[WHAT IS NEEDED] Going through the entries below, copy out each line that contains "aracheille".

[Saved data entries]
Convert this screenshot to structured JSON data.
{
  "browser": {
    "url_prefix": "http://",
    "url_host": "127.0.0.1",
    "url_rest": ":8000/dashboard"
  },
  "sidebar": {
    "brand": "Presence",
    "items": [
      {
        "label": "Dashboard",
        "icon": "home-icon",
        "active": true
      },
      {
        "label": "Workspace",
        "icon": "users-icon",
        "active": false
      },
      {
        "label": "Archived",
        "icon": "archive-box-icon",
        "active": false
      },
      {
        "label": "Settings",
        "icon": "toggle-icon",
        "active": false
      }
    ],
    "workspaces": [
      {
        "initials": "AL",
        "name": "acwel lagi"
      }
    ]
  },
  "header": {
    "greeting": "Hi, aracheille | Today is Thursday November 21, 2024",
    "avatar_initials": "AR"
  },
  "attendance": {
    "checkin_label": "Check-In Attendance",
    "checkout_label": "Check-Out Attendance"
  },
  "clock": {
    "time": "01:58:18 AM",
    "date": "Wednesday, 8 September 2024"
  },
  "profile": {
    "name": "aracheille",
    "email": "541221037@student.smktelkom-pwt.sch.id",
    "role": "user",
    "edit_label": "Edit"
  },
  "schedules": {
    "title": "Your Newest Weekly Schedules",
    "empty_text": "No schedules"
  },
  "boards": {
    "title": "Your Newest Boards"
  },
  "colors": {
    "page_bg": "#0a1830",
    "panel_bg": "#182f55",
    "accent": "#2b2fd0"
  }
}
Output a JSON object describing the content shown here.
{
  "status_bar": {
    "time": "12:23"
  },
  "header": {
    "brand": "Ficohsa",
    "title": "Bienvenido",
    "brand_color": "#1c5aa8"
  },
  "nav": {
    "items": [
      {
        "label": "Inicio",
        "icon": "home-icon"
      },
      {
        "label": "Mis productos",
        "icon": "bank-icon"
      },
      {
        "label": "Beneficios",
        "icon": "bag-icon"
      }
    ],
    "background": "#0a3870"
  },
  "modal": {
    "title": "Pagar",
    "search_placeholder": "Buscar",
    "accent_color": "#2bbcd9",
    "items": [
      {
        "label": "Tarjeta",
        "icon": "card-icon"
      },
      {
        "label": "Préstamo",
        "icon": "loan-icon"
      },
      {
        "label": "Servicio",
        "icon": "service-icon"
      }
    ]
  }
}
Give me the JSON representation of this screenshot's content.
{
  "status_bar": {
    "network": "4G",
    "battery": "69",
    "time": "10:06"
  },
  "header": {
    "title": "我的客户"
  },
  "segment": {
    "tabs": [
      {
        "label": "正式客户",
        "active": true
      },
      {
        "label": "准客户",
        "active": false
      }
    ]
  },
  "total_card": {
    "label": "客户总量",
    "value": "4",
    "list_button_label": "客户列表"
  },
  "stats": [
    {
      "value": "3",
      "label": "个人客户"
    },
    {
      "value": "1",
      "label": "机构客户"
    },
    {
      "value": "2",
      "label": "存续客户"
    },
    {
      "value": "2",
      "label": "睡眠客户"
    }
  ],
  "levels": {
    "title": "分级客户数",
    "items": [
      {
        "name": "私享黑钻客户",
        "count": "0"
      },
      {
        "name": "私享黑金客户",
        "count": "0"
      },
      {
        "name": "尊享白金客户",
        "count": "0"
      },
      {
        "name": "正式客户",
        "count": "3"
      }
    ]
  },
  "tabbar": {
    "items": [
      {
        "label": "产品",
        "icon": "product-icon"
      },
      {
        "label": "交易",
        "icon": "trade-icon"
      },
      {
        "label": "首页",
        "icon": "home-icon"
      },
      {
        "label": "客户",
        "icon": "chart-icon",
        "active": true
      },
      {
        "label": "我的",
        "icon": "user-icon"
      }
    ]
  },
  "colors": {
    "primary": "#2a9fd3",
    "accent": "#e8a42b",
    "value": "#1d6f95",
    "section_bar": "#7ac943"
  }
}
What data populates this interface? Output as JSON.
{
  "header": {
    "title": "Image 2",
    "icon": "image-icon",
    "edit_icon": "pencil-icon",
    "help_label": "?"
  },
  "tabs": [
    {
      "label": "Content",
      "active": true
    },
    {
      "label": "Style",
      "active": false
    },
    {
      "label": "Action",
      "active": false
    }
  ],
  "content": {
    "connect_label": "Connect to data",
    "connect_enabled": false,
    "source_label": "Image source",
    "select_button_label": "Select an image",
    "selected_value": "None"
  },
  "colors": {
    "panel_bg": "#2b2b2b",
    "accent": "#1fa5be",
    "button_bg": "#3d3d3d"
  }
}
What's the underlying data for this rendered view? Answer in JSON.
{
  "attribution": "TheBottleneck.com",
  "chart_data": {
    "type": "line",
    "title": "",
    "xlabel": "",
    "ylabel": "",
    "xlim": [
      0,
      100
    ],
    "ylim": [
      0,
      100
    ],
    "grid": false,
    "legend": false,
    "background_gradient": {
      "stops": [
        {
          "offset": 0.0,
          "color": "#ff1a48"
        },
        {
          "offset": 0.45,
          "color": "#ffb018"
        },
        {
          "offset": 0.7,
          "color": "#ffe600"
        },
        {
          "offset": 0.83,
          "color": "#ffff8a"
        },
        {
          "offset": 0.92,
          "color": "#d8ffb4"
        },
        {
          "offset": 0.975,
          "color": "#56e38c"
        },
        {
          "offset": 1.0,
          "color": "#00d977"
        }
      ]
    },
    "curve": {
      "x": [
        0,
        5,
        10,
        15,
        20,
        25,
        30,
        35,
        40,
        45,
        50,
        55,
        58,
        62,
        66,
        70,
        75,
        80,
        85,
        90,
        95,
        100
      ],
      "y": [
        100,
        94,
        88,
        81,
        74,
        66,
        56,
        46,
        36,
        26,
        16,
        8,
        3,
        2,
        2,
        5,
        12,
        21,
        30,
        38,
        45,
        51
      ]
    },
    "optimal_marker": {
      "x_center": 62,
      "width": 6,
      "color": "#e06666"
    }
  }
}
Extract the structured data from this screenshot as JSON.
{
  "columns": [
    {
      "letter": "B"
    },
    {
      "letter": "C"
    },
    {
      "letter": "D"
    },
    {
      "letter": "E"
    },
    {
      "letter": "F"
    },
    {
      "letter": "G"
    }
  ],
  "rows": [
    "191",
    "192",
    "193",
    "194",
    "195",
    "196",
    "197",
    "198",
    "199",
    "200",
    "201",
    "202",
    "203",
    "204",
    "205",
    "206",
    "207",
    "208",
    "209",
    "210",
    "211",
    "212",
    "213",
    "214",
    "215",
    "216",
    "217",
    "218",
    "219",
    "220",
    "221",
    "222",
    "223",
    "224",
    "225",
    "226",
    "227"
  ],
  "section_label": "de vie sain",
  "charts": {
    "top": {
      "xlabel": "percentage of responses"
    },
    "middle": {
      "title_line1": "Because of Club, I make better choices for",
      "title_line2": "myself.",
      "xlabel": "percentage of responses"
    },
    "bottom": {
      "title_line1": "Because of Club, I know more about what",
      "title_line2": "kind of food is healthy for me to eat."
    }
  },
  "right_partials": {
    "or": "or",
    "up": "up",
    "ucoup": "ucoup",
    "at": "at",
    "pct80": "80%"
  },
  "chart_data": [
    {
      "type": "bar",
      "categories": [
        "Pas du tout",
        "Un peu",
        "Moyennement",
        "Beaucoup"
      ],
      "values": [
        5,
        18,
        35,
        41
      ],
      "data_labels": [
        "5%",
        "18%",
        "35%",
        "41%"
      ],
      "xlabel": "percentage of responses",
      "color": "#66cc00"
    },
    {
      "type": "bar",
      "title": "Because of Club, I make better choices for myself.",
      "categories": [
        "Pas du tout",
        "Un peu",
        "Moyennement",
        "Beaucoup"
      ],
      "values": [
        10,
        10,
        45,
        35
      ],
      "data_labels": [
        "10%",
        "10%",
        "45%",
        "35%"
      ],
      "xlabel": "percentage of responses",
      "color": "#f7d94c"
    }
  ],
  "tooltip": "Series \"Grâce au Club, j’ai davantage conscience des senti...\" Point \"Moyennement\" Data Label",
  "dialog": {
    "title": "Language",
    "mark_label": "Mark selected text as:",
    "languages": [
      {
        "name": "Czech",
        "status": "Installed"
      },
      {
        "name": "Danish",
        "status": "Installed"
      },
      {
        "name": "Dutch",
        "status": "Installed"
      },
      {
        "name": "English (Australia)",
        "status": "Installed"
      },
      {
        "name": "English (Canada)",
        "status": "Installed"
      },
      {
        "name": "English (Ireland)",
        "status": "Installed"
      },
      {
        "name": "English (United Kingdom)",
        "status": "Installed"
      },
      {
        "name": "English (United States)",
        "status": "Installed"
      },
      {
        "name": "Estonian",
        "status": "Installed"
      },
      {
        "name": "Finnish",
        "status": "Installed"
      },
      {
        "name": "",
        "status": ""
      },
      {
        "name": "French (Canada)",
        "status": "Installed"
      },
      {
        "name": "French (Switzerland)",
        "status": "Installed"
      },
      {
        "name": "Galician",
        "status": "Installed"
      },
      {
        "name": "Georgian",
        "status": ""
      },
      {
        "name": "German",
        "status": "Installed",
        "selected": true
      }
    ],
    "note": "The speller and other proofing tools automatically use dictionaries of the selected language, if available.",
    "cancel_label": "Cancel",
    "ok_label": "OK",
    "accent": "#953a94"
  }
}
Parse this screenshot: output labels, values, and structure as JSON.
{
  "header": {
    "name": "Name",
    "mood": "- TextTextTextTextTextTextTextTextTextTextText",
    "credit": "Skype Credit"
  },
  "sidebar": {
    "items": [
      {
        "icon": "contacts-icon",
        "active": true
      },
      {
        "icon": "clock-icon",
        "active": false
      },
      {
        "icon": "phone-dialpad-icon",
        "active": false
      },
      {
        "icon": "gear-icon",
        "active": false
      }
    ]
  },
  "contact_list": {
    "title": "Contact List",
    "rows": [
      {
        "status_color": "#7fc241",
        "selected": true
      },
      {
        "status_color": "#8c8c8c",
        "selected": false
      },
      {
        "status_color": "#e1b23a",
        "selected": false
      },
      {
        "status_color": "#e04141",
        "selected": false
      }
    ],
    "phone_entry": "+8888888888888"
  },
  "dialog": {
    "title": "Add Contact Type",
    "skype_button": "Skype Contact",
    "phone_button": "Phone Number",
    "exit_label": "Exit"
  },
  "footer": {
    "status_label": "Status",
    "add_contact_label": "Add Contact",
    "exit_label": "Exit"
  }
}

[RESULT BELOW]
    "greeting": "Hi, aracheille | Today is Thursday November 21, 2024",
    "name": "aracheille",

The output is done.